(E.V.) - I want to stop a moment on the series “Landslide”. Inside the book there is a small insert with frames from a video performance. Have you produced this pieces during these happenings? Is the intention always to show them as images?

(L.O.) - The Landslide videos are represented in the book by a sequence of frames yes, but the full moving  images are on my website. They are documents of me destroying the 3 soil images I had made by carefully constructing soil and sand I collected from exploratory sites around the UK to appear like arial view photographs of Pennsylvania - a location they have been intensively fracking for 12 years. As I was investigating the subject from many different directions I took to just recording everything, constantly drawing parallels between changing states of events in the studio and those at the exploratory sites, the whole approach was quite accumulative. I suppose I don't really think of things as being ‘final’, perhaps they will manifest differently in the future, this way of presenting them is just a pause that felt right for the book.

(E.V.) - Speaking more generally, land with it's issues and the possible ways to represent it is something very present in your work. This makes me think to a strong personal connection with nature in general, is that a starting point in your artistic practice?

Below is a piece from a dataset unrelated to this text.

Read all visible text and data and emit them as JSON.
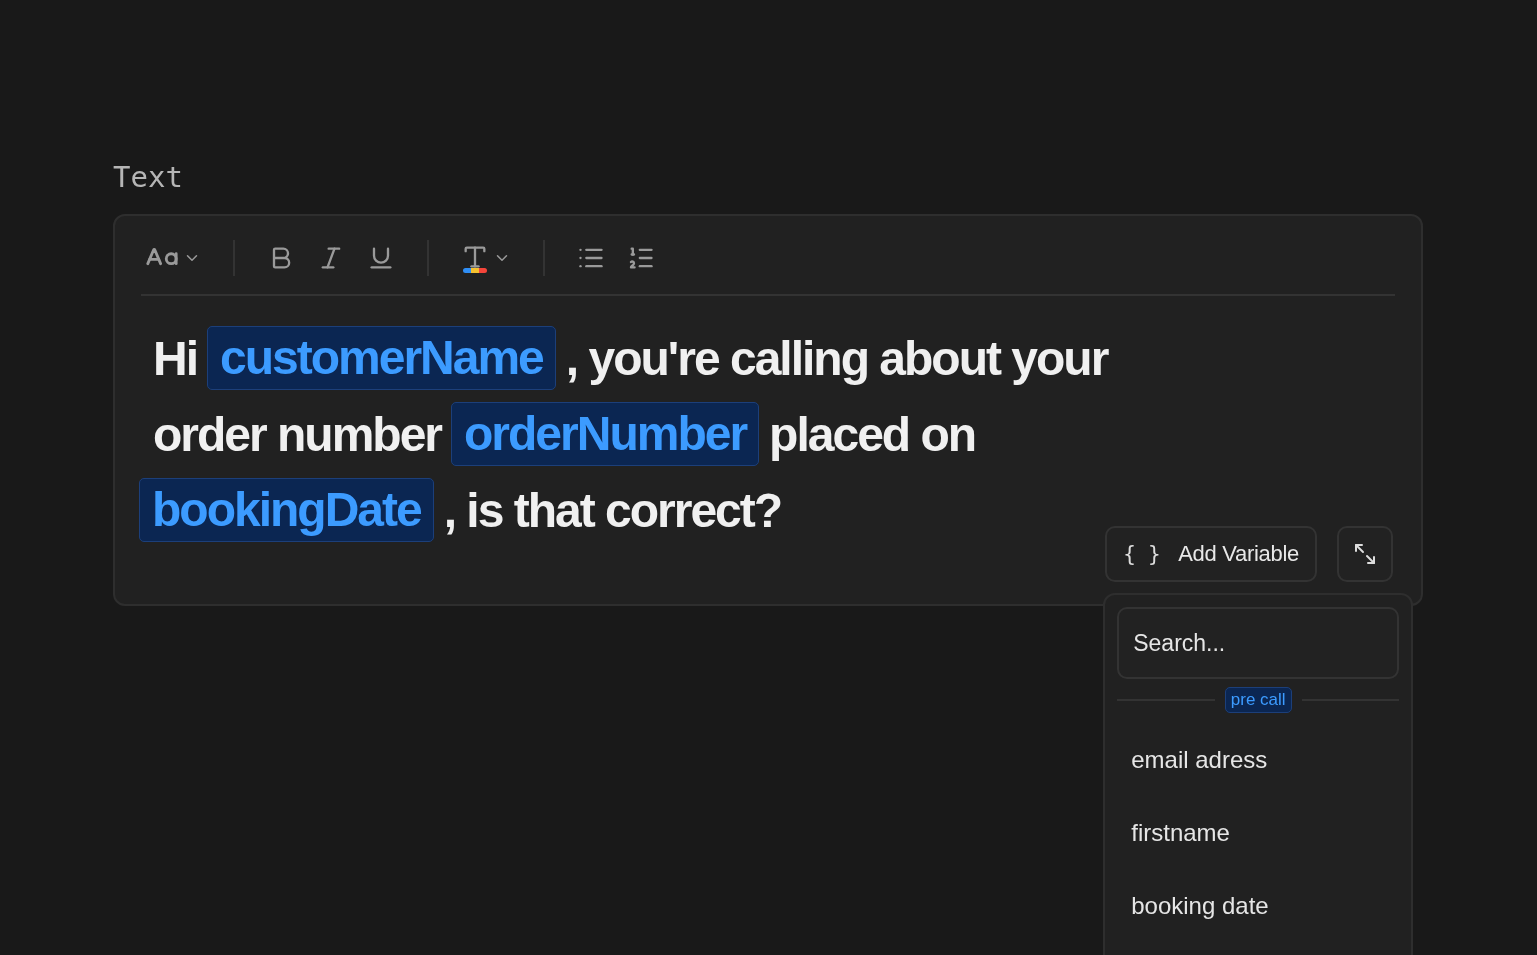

(L.O.) - I think my motivation and approach is more detached than a personal, rather I am concerned with how humanities actions effect the planets systems at imperceptible scales and temporalities. Timothy Morton encapsulates this as ‘Hyperobjects’; he explains that they are not just systems or assemblages of small objects but objects in their own right, that we can only glimpse them or know of their effects at local human-scales. I try to navigate ways of visualising or perceiving these huge industrial processes at a more local level, I’m interested how small happenings or scenarios build up to access the bigger picture of things.